Work instructions »
Leave out the pictures, and quote exactly the lines running from the one with "Convert this screenshot" through the last line of the entries below.
====== Exercise materials ======
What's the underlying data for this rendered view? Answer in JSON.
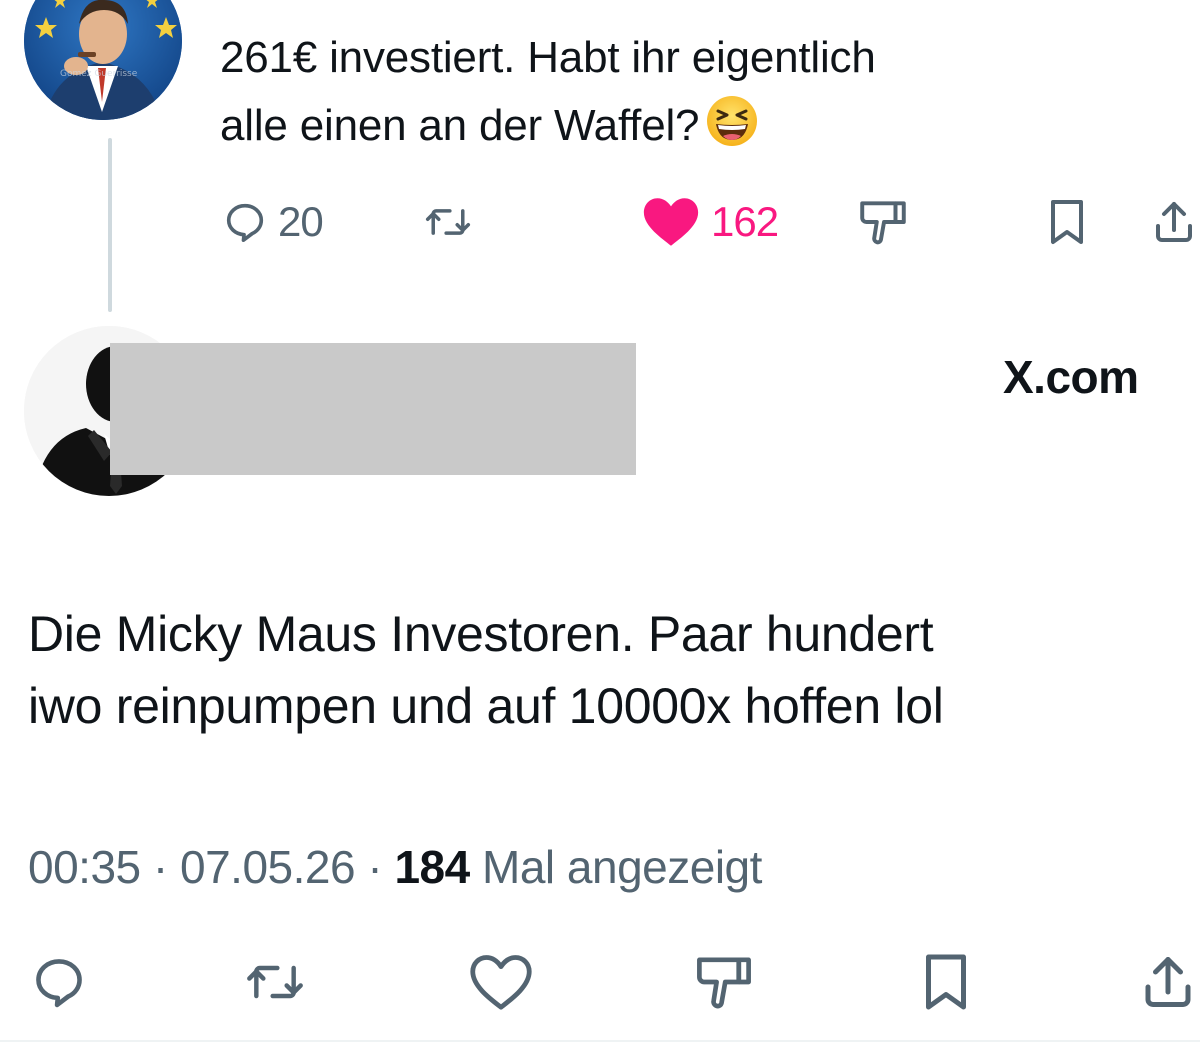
{
  "parent_tweet": {
    "text_line1": "261€ investiert. Habt ihr eigentlich",
    "text_line2": "alle einen an der Waffel?",
    "emoji_icon": "grinning-squinting-face-emoji",
    "actions": {
      "reply_count": "20",
      "retweet_count": "",
      "like_count": "162",
      "liked": true
    }
  },
  "main_tweet": {
    "username_redacted": true,
    "brand": "X.com",
    "text_line1": "Die Micky Maus Investoren. Paar hundert",
    "text_line2": "iwo reinpumpen und auf 10000x hoffen lol",
    "meta": {
      "time": "00:35",
      "separator": "·",
      "date": "07.05.26",
      "views_count": "184",
      "views_label": "Mal angezeigt"
    },
    "actions": [
      "reply-icon",
      "retweet-icon",
      "like-icon",
      "dislike-icon",
      "bookmark-icon",
      "share-icon"
    ]
  },
  "colors": {
    "text_primary": "#0f1419",
    "text_secondary": "#536471",
    "like_pink": "#f91880",
    "thread_line": "#cfd9de",
    "redaction": "#c9c9c9"
  }
}
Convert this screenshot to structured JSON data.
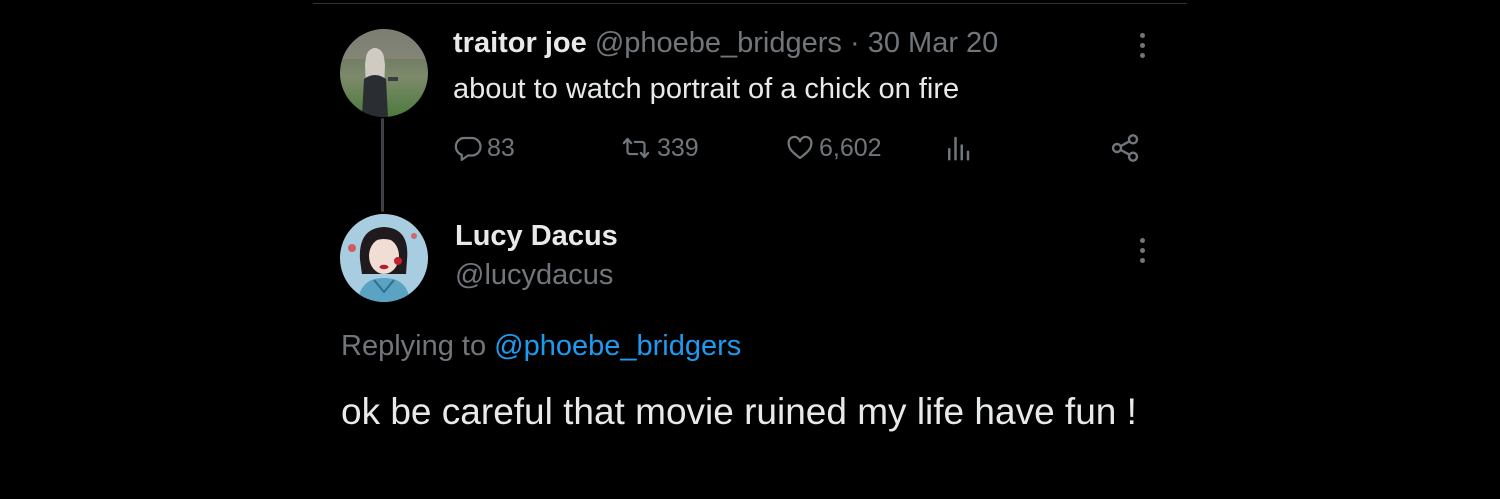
{
  "parent_tweet": {
    "display_name": "traitor joe",
    "handle": "@phoebe_bridgers",
    "separator": "·",
    "date": "30 Mar 20",
    "text": "about to watch portrait of a chick on fire",
    "stats": {
      "replies": "83",
      "reposts": "339",
      "likes": "6,602"
    }
  },
  "reply_tweet": {
    "display_name": "Lucy Dacus",
    "handle": "@lucydacus",
    "replying_to_prefix": "Replying to",
    "replying_to_handle": "@phoebe_bridgers",
    "text": "ok be careful that movie ruined my life have fun !"
  },
  "colors": {
    "background": "#000000",
    "primary_text": "#e7e9ea",
    "secondary_text": "#71767b",
    "link": "#1d9bf0",
    "thread_line": "#3e4144"
  },
  "icons": {
    "reply": "reply-icon",
    "repost": "repost-icon",
    "like": "heart-icon",
    "views": "views-icon",
    "share": "share-icon",
    "more": "more-icon"
  }
}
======
Result of the exercise »
Convert this screenshot to structured JSON data.
{
  "parent_tweet": {
    "display_name": "traitor joe",
    "handle": "@phoebe_bridgers",
    "separator": "·",
    "date": "30 Mar 20",
    "text": "about to watch portrait of a chick on fire",
    "stats": {
      "replies": "83",
      "reposts": "339",
      "likes": "6,602"
    }
  },
  "reply_tweet": {
    "display_name": "Lucy Dacus",
    "handle": "@lucydacus",
    "replying_to_prefix": "Replying to",
    "replying_to_handle": "@phoebe_bridgers",
    "text": "ok be careful that movie ruined my life have fun !"
  },
  "colors": {
    "background": "#000000",
    "primary_text": "#e7e9ea",
    "secondary_text": "#71767b",
    "link": "#1d9bf0",
    "thread_line": "#3e4144"
  },
  "icons": {
    "reply": "reply-icon",
    "repost": "repost-icon",
    "like": "heart-icon",
    "views": "views-icon",
    "share": "share-icon",
    "more": "more-icon"
  }
}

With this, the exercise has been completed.